Task description - Scan the data. Collect each line that contains the word "value".

Top of Data for review

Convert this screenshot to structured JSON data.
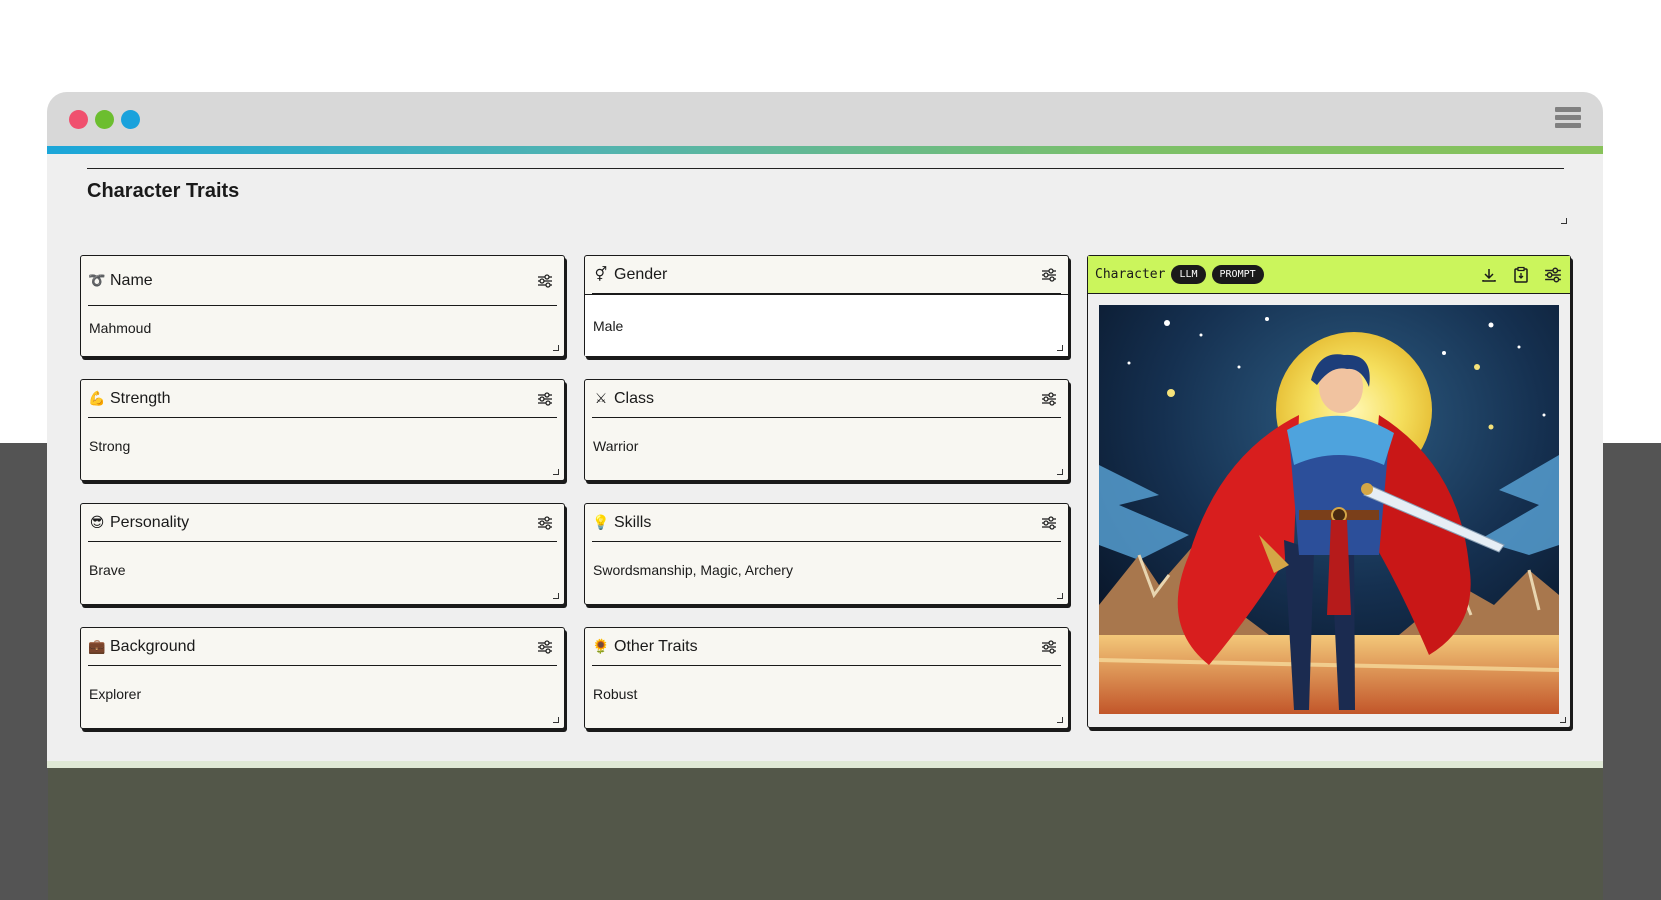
{
  "window": {
    "controls": [
      "close",
      "minimize",
      "maximize"
    ],
    "menu_icon": "hamburger-icon"
  },
  "section": {
    "title": "Character Traits"
  },
  "traits": {
    "name": {
      "emoji": "➰",
      "label": "Name",
      "value": "Mahmoud"
    },
    "gender": {
      "emoji": "⚥",
      "label": "Gender",
      "value": "Male"
    },
    "strength": {
      "emoji": "💪",
      "label": "Strength",
      "value": "Strong"
    },
    "class": {
      "emoji": "⚔",
      "label": "Class",
      "value": "Warrior"
    },
    "personality": {
      "emoji": "😎",
      "label": "Personality",
      "value": "Brave"
    },
    "skills": {
      "emoji": "💡",
      "label": "Skills",
      "value": "Swordsmanship, Magic, Archery"
    },
    "background": {
      "emoji": "💼",
      "label": "Background",
      "value": "Explorer"
    },
    "other": {
      "emoji": "🌻",
      "label": "Other Traits",
      "value": "Robust"
    }
  },
  "character_panel": {
    "title": "Character",
    "badges": [
      "LLM",
      "PROMPT"
    ],
    "icons": [
      "download-icon",
      "copy-icon",
      "settings-icon"
    ],
    "image": "hero-illustration"
  },
  "colors": {
    "accent": "#cbf55c",
    "gradient_start": "#1ba6d9",
    "gradient_end": "#88c25a",
    "dot_red": "#f0506e",
    "dot_green": "#6cbe2f",
    "dot_blue": "#1aa2dc"
  }
}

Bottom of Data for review

Task output -
      "value": "Mahmoud"
      "value": "Male"
      "value": "Strong"
      "value": "Warrior"
      "value": "Brave"
      "value": "Swordsmanship, Magic, Archery"
      "value": "Explorer"
      "value": "Robust"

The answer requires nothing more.